Evidence continues to emerge from around the world for the effectiveness of the ‘Parenting for Lifelong Health’ suite of interventions. Improving parenting has been shown to reduce child abuse, but, until now, there have been no tested parenting programmes for parents of young children in South Africa.
PLH was developed by researchers from the Universities of Oxford, Bangor and Cape Town, together with NGO Clowns Without Borders South Africa. Parenting for Lifelong Health (PLH) for Young Children is one of the first open access parenting programme for parents of 2- to 9-year-olds that can be delivered at low cost. This 12-session group-based programme provides parents with skills to develop positive relationships with their children and to manage difficult child behaviours in a nonviolent way.

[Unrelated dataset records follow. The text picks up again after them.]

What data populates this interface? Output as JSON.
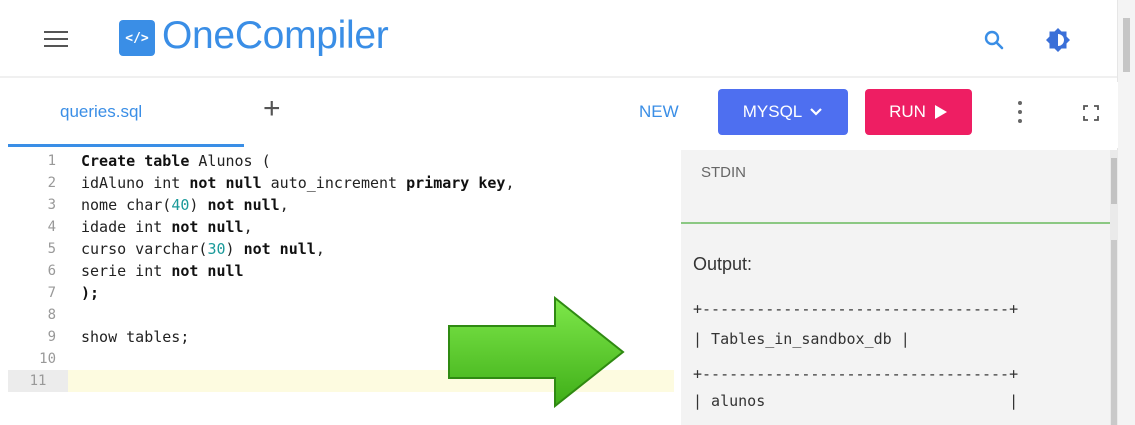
{
  "header": {
    "logo_glyph": "</>",
    "app_name": "OneCompiler",
    "brand_color": "#3a8ee6",
    "icons": [
      "hamburger-menu-icon",
      "search-icon",
      "theme-toggle-icon"
    ]
  },
  "toolbar": {
    "file_tab": "queries.sql",
    "add_tab": "+",
    "new_label": "NEW",
    "language_label": "MYSQL",
    "language_color": "#4e6ff0",
    "run_label": "RUN",
    "run_color": "#ee1e63"
  },
  "editor": {
    "lines": [
      {
        "n": "1",
        "segs": [
          [
            "Create table",
            "kw"
          ],
          [
            " Alunos (",
            ""
          ]
        ]
      },
      {
        "n": "2",
        "segs": [
          [
            "idAluno int ",
            ""
          ],
          [
            "not null",
            "kw"
          ],
          [
            " auto_increment ",
            ""
          ],
          [
            "primary key",
            "kw"
          ],
          [
            ",",
            ""
          ]
        ]
      },
      {
        "n": "3",
        "segs": [
          [
            "nome char(",
            ""
          ],
          [
            "40",
            "num"
          ],
          [
            ") ",
            ""
          ],
          [
            "not null",
            "kw"
          ],
          [
            ",",
            ""
          ]
        ]
      },
      {
        "n": "4",
        "segs": [
          [
            "idade int ",
            ""
          ],
          [
            "not null",
            "kw"
          ],
          [
            ",",
            ""
          ]
        ]
      },
      {
        "n": "5",
        "segs": [
          [
            "curso varchar(",
            ""
          ],
          [
            "30",
            "num"
          ],
          [
            ") ",
            ""
          ],
          [
            "not null",
            "kw"
          ],
          [
            ",",
            ""
          ]
        ]
      },
      {
        "n": "6",
        "segs": [
          [
            "serie int ",
            ""
          ],
          [
            "not null",
            "kw"
          ]
        ]
      },
      {
        "n": "7",
        "segs": [
          [
            ");",
            "kw"
          ]
        ]
      },
      {
        "n": "8",
        "segs": []
      },
      {
        "n": "9",
        "segs": [
          [
            "show tables;",
            ""
          ]
        ]
      },
      {
        "n": "10",
        "segs": []
      },
      {
        "n": "11",
        "segs": []
      }
    ],
    "active_line": "11"
  },
  "stdin": {
    "label": "STDIN"
  },
  "output": {
    "label": "Output:",
    "lines": [
      "+----------------------------------+",
      "| Tables_in_sandbox_db |",
      "+----------------------------------+",
      "| alunos                           |"
    ]
  }
}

The programme is delivered collaboratively with interactive activities and a good dose of fun.
A newly released article in the Journal of Child Psychology and Psychiatry on a randomised controlled trial of PLH for Young Children conducted in two low-income communities in Cape Town with 296 parents shows promising results.

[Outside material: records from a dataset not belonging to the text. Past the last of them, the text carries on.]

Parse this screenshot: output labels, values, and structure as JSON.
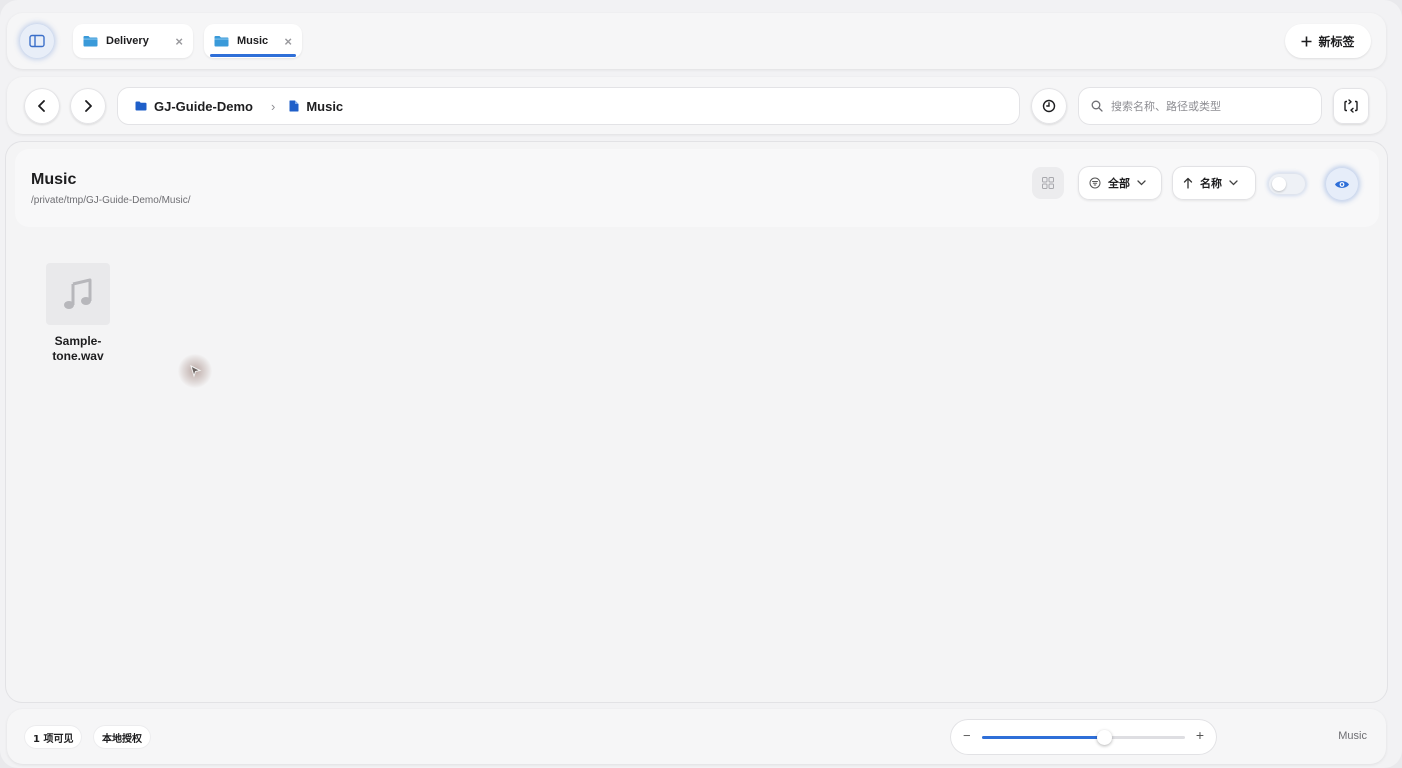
{
  "tabs": [
    {
      "label": "Delivery",
      "active": false
    },
    {
      "label": "Music",
      "active": true
    }
  ],
  "tabbar": {
    "new_tab_label": "新标签"
  },
  "nav": {
    "breadcrumb": [
      {
        "label": "GJ-Guide-Demo",
        "icon": "folder-icon"
      },
      {
        "label": "Music",
        "icon": "file-icon"
      }
    ],
    "search_placeholder": "搜索名称、路径或类型"
  },
  "main": {
    "title": "Music",
    "path": "/private/tmp/GJ-Guide-Demo/Music/",
    "filter_label": "全部",
    "sort_label": "名称",
    "preview_toggle_on": false
  },
  "files": [
    {
      "name_line1": "Sample-",
      "name_line2": "tone.wav",
      "icon": "music-note-icon"
    }
  ],
  "status": {
    "visible_count": "1 项可见",
    "auth": "本地授权",
    "zoom_level": 0.6,
    "location": "Music"
  },
  "colors": {
    "accent": "#2f6fd8",
    "folder": "#3a9ad9",
    "crumb_blue": "#1f5fc9"
  }
}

Parents who received the programme said that they used positive parenting strategies more often and used less physical and emotional punishment than those who did not receive it. In a structured observational play task, these parents had more positive interactions with their children, while their children showed improvements in their behaviour. Encouragingly, many of these results continued one year later.
This trial highlights that even in challenging environments a parenting programme can have a positive impact on parents and their children. It supports extensive scale-up of these services to reach more families.
This programme forms part of the larger Parenting for Lifelong Health suite of interventions, which have been developed through a collaboration between the World Health Organization, UNICEF, academic institutions and community-based organisations. These interventions are now being implemented widely in 22 low-resource countries across Sub-Saharan Africa, Southeast Asia, Eastern Europe and the Caribbean – reaching over 300 000 vulnerable families. Find out more, including access to the programme manuals at no cost.
Image: Map indicating countries in which PLH programmes are implemented